Your Favorite First Line
You crack open a new book or click on the first page of an ebook. You’re greeted by that all-important first line. Does it make your heart sink or soar? As every author knows, that first sentence gives you the opportunity to hook your readers. Provided you’ve crafted the sentence the reader knows something is going on, and they have to read on to catch up with you. In other words, an author’s must create instant suspense. And the best way to do that is to start in media res, right in the middle of the action. No matter what the genre.
So…welcome to my first annual Best Ever First Line Contest.

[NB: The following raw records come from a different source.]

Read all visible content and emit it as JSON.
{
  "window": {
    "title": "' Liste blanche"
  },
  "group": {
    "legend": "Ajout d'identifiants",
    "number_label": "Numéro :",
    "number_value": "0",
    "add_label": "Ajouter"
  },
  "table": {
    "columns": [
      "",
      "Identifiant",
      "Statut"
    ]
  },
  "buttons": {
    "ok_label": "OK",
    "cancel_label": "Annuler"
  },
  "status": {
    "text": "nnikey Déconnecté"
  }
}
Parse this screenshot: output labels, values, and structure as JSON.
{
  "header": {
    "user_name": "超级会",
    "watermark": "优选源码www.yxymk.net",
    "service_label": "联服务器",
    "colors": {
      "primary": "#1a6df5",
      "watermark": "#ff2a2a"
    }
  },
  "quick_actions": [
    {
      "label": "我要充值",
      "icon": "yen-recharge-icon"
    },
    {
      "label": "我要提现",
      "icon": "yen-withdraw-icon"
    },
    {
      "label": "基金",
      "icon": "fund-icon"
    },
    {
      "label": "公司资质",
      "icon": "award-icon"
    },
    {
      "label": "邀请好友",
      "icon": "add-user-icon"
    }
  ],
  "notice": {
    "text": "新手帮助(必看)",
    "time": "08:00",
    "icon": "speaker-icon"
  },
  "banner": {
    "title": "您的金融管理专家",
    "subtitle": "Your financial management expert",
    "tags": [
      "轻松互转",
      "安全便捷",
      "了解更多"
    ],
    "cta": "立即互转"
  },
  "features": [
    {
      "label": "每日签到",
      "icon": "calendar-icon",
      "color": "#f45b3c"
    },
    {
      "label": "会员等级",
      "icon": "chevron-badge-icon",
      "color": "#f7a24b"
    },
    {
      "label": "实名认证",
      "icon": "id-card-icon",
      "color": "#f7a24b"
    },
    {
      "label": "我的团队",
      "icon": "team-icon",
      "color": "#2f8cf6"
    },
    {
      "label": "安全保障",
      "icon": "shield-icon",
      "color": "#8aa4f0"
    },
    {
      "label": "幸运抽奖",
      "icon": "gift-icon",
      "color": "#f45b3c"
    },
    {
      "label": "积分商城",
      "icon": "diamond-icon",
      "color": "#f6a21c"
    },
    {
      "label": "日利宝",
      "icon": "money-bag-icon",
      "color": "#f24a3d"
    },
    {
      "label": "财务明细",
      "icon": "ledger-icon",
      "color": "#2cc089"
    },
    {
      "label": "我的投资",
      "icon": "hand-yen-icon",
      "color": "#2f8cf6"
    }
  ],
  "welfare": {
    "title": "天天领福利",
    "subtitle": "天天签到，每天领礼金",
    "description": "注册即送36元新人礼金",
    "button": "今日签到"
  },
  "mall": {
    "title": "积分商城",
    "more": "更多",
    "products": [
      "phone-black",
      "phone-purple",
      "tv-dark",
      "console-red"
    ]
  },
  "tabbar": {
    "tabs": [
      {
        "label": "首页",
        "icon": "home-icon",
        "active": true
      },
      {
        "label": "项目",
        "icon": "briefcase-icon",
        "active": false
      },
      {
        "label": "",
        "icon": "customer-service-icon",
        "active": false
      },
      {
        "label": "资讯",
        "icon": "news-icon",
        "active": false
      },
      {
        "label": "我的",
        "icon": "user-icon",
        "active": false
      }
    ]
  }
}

Six of the best…
First, let’s set the scene. Here are six of my all-time favorite first lines.
“The man with ten minutes to live was laughing.” The Fist of God‘ by Frederick Forsyth.
“The small boys came early to the hanging.” Pillars Of The Earth by Ken Follett.
“Some women give birth to murderers, some go to bed with them, and some marry them.” Before The Fact, by Francis Iles (basis for Hitchcock’s Suspicion).
“I turned the Chrysler onto the Florida Turnpike with Rollo Kramer’s headless body in the trunk, and all the time I’m thinking I should have put some plastic down.” Gun Monkeys by Victor Gischler.
“It was a bright cold day in April, and the clocks were striking thirteen.” 1984 by George Orwell.
“Scarlett O’Hara was not beautiful, but men seldom realized it when caught by her charm as the Tarleton twins were.” Gone With the Wind by Margaret Mitchell
You get the picture. So how’s it done?
Three ways to blow someone’s mind
There are three elements a writer can use to grab someone by the throat from line one: exposition, narrative and dialogue. An exposition might go something like this:
From my novel A Picture of Guilt: “The raft plunged straight down and slammed into a wall of water.”
A narrative-based introduction can also be powerful, for example the first sentence of Easy Innocence: “Long after she moved on, she would remember the smells.”
And then there’s dialogue. How about this, from A Shot To Die For: “What do you mean you’re not coming? You were supposed to meet me! We had a date!”
No matter which element you choose, the idea is to make the scene so clear and compelling that the reader must find out more: why did the raft plunge down a wall of water? What smells was she talking about? Why was the date broken? If you don’t turn the page, you’ll never know.
Making suspense fun
A gripping first sentence doesn’t mean you have to sacrifice humor. (See Victor Gischler’s first line above)
How about this, from Freezer Burn by Joe Lansdale? “Bill Roberts decided to rob the firecracker stand on account he didn’t have a job and not a nickel’s worth of money and his mother was dead and kind of freeze-dried in her bedroom.”
Could you close that book and walk away after reading the first sentence? I couldn’t. The same goes for this one, from Fat Tuesday, by Earl Emerson:
“I was trapped in a house with a lawyer, a bare-breasted woman, and a dead man. The rattlesnake in the paper sack only complicated matters.”
And this, from Dead Over Heels, by Charlaine Harris:
“My bodyguard was mowing the yard wearing her pink bikini when the man fell from the sky.” Just brilliant, don’t you think?
Whether you’re a writer or a reader, or both, I’d love to know what you think. What’s your favorite Best Ever First Line? Please leave a comment below with the line itself and the book it comes from, and I’ll pick out the best. Winner gets whatever book of mine you want in ebook or audio. You in?